*Work instruction*
The required result is the number of lines in this material containing the word "myweburl". Write that number and no other text.

*Records*

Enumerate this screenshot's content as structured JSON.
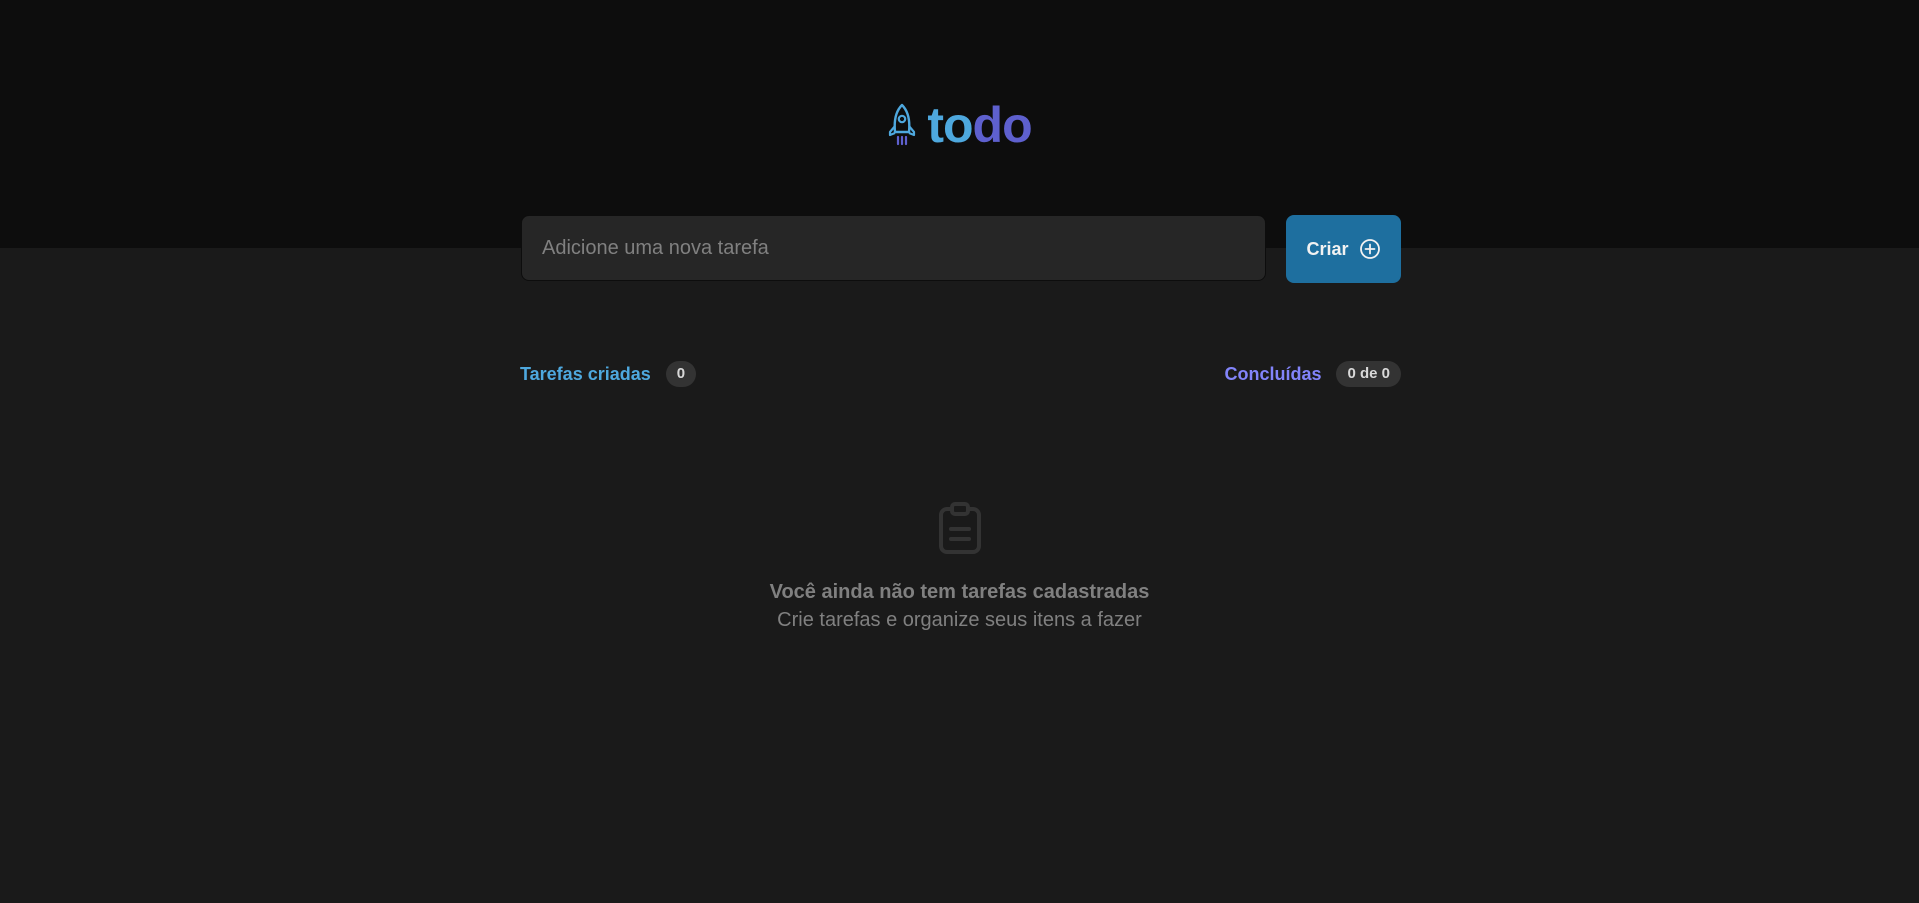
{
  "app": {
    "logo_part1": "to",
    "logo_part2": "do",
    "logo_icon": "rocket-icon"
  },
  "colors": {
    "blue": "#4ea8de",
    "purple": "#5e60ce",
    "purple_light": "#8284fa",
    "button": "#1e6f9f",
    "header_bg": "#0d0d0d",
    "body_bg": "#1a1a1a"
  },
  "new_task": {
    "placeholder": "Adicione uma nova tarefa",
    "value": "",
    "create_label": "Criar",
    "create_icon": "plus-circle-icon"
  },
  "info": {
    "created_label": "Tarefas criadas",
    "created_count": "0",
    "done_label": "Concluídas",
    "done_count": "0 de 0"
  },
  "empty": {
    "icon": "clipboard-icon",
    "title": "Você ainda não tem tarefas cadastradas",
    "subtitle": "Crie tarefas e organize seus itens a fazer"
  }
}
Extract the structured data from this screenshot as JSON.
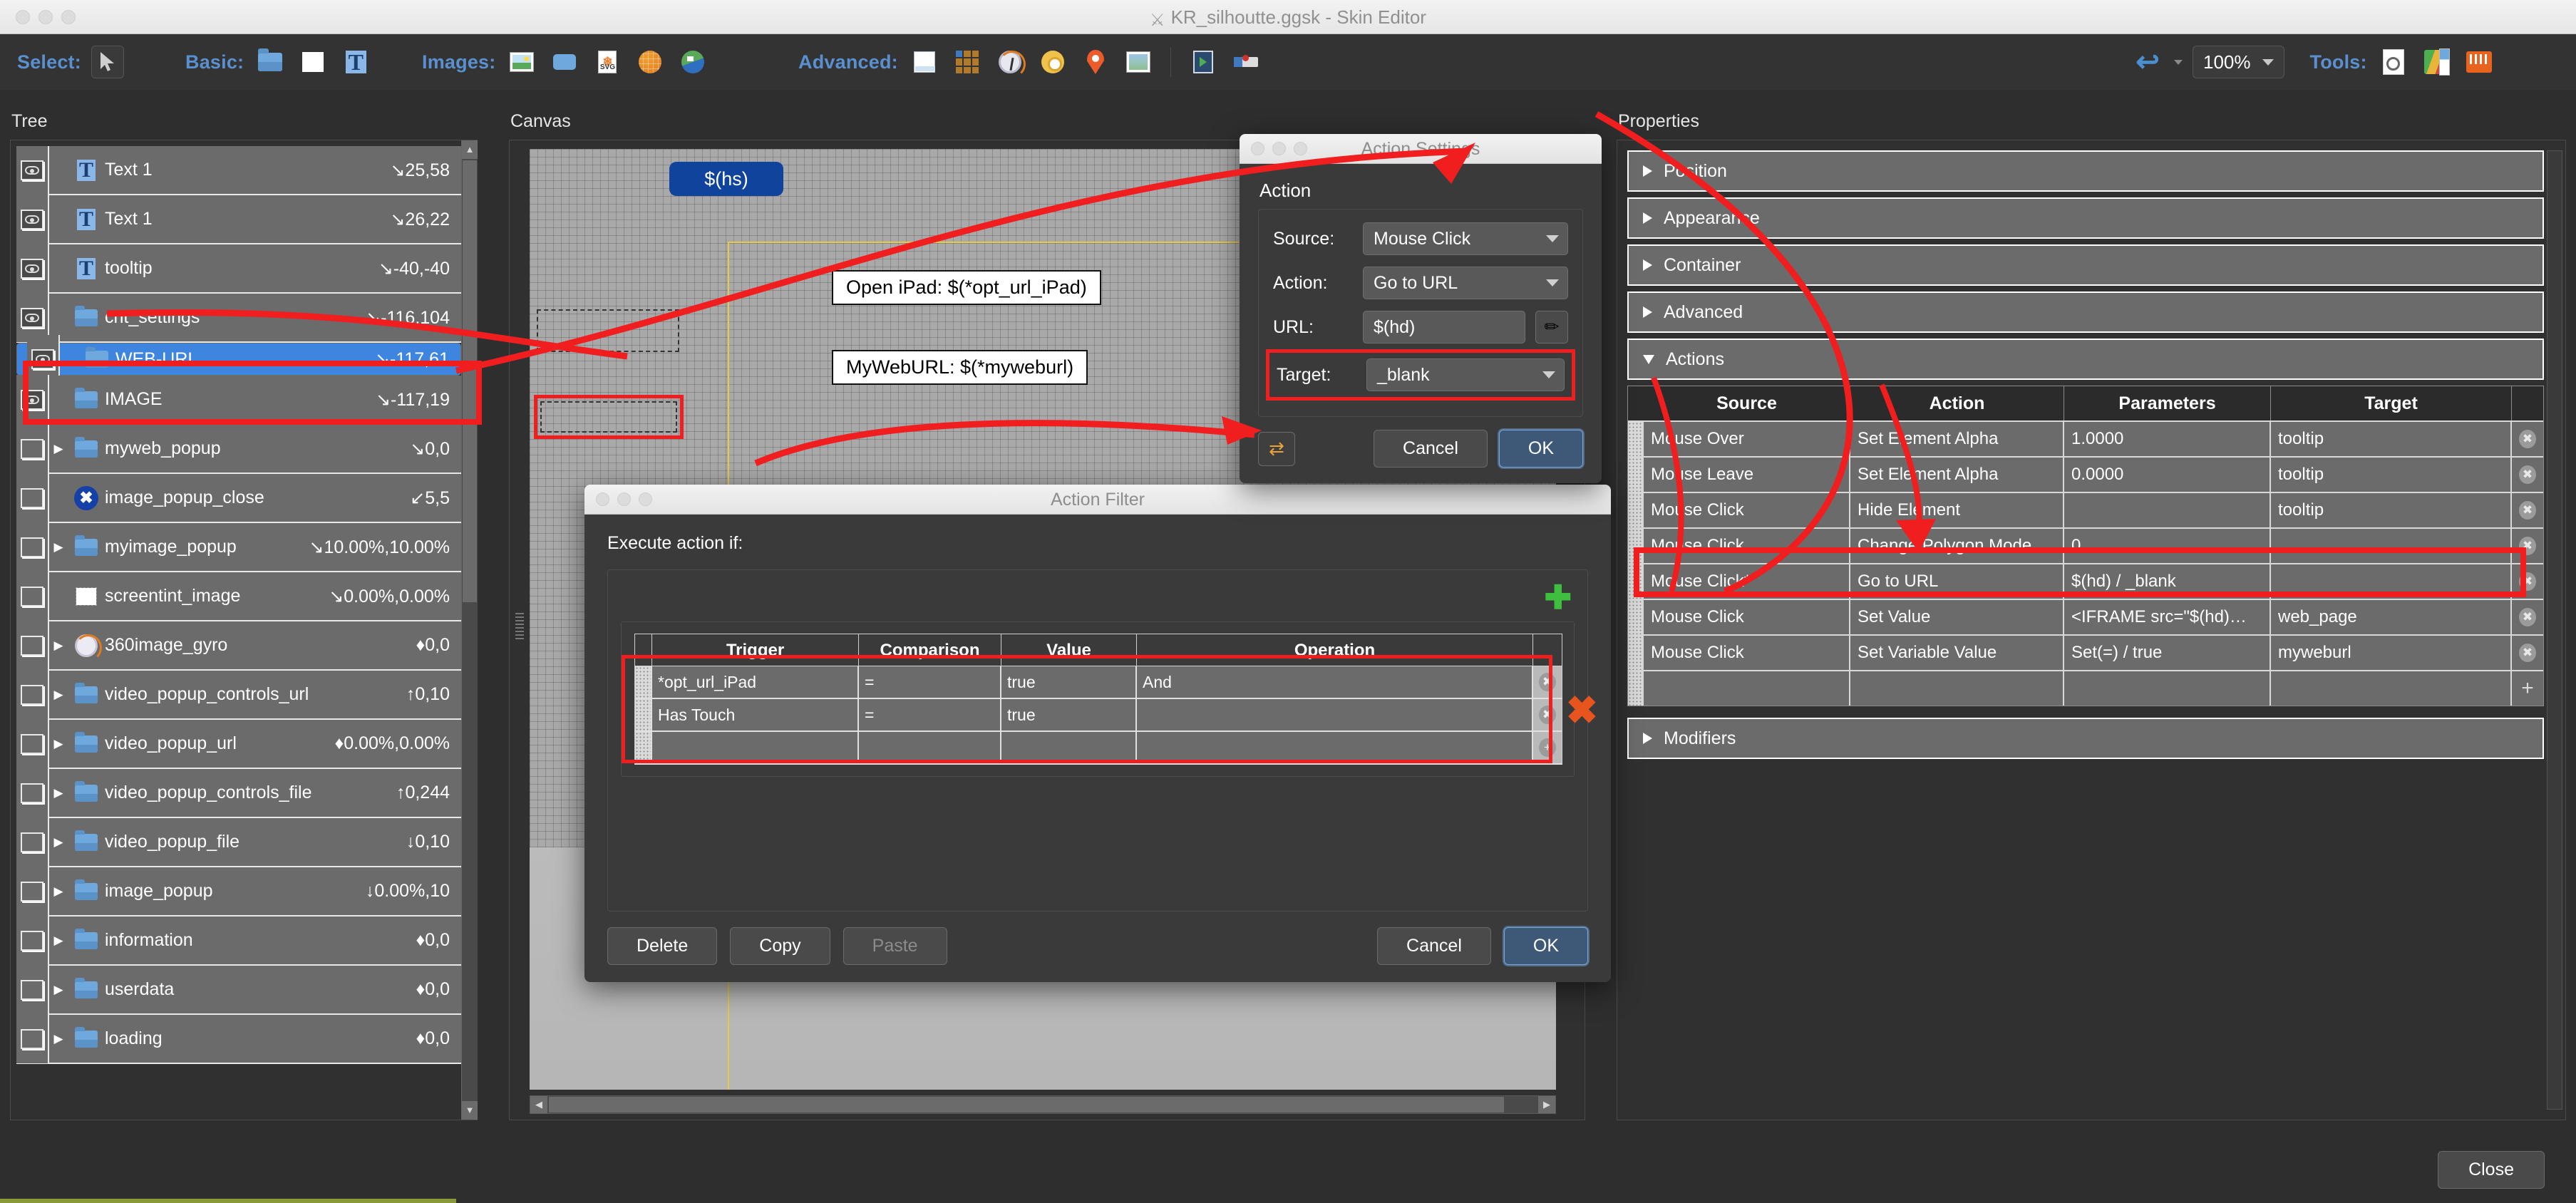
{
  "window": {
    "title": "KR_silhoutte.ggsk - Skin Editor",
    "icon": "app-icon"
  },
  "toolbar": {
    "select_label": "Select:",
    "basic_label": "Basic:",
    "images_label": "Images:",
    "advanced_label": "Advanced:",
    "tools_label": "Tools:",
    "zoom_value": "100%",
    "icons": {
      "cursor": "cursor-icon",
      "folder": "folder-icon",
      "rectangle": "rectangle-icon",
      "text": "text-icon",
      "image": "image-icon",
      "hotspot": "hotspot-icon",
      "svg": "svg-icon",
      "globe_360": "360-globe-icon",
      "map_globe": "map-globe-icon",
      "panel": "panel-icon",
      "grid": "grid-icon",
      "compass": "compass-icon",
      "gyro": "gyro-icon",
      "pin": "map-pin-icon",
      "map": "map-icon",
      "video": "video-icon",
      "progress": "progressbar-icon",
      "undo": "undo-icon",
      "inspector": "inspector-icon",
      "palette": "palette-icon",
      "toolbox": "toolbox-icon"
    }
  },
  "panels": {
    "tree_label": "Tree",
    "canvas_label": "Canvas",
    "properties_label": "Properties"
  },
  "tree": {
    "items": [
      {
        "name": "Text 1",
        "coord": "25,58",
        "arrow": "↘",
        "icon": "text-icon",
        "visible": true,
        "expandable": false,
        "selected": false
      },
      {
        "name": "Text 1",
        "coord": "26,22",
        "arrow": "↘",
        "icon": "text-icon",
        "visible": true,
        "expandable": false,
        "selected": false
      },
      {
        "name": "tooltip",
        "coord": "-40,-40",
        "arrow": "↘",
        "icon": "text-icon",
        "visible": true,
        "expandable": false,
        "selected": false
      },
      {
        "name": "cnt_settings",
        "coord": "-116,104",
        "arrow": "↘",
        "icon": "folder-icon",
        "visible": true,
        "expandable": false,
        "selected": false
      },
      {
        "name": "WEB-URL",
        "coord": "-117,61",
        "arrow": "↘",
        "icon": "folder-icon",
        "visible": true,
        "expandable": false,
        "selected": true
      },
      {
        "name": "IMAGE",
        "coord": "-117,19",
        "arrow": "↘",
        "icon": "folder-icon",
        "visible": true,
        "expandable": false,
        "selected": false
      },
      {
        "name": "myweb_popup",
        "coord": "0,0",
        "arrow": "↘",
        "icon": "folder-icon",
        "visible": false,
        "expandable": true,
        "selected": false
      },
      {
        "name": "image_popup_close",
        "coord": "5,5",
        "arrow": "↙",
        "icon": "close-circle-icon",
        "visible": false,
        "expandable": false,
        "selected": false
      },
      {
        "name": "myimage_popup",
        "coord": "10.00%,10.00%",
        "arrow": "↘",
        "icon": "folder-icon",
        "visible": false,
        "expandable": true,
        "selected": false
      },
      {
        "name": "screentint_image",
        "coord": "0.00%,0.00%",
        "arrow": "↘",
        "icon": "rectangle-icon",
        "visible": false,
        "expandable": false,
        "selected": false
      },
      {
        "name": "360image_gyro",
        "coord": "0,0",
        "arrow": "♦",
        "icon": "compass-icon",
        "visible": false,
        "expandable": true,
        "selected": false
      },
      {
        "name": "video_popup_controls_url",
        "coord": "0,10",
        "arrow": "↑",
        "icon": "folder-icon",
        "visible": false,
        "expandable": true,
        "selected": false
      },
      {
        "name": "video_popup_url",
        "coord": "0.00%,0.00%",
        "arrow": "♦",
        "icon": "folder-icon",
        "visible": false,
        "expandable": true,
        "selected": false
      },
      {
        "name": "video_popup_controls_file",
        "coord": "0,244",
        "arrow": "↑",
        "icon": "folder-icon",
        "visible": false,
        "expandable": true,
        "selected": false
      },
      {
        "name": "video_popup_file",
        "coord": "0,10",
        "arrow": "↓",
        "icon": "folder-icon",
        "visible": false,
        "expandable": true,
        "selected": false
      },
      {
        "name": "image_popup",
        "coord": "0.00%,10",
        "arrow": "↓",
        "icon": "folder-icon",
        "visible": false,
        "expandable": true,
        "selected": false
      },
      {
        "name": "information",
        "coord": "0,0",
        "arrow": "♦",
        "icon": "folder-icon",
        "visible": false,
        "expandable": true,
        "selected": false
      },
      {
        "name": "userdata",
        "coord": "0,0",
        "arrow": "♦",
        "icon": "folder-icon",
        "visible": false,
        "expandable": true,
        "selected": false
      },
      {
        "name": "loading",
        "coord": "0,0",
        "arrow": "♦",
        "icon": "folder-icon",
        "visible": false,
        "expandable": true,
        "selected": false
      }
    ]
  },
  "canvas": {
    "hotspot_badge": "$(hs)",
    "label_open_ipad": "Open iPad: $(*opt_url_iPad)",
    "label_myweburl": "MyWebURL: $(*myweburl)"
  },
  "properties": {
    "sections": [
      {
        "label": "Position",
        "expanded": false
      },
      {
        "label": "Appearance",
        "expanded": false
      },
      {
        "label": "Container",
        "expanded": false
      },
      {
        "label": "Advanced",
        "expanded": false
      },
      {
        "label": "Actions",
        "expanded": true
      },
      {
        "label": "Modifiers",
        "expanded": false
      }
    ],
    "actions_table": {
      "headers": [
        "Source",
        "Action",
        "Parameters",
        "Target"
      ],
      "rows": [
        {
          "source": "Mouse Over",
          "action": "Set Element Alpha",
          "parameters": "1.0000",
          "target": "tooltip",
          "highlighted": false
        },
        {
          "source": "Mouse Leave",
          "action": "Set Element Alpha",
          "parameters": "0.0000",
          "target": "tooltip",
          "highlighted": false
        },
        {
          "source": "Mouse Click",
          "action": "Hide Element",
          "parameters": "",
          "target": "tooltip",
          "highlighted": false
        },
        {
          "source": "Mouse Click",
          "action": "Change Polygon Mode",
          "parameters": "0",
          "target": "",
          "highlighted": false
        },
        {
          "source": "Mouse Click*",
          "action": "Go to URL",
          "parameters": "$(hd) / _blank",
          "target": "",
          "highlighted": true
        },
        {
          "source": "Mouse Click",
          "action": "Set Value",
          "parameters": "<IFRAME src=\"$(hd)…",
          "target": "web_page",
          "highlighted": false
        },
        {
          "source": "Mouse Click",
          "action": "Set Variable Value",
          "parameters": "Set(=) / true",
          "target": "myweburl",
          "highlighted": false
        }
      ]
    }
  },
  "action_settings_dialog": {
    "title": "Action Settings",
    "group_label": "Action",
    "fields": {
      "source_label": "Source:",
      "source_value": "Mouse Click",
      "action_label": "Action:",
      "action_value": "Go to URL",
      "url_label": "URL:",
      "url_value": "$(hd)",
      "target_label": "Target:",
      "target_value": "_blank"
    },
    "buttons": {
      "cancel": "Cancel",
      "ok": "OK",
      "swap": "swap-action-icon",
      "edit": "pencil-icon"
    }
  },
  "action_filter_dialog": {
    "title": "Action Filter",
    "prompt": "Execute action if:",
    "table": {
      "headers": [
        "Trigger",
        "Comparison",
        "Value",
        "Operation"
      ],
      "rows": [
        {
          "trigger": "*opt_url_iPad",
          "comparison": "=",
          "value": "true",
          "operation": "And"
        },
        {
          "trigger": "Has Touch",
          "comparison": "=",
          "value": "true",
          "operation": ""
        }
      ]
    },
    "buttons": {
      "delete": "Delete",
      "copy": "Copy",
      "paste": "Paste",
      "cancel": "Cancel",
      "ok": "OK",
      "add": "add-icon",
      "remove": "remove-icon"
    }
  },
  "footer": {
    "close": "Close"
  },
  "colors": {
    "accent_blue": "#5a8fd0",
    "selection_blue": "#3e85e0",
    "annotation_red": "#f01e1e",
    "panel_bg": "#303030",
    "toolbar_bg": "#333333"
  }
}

*Written reply*
2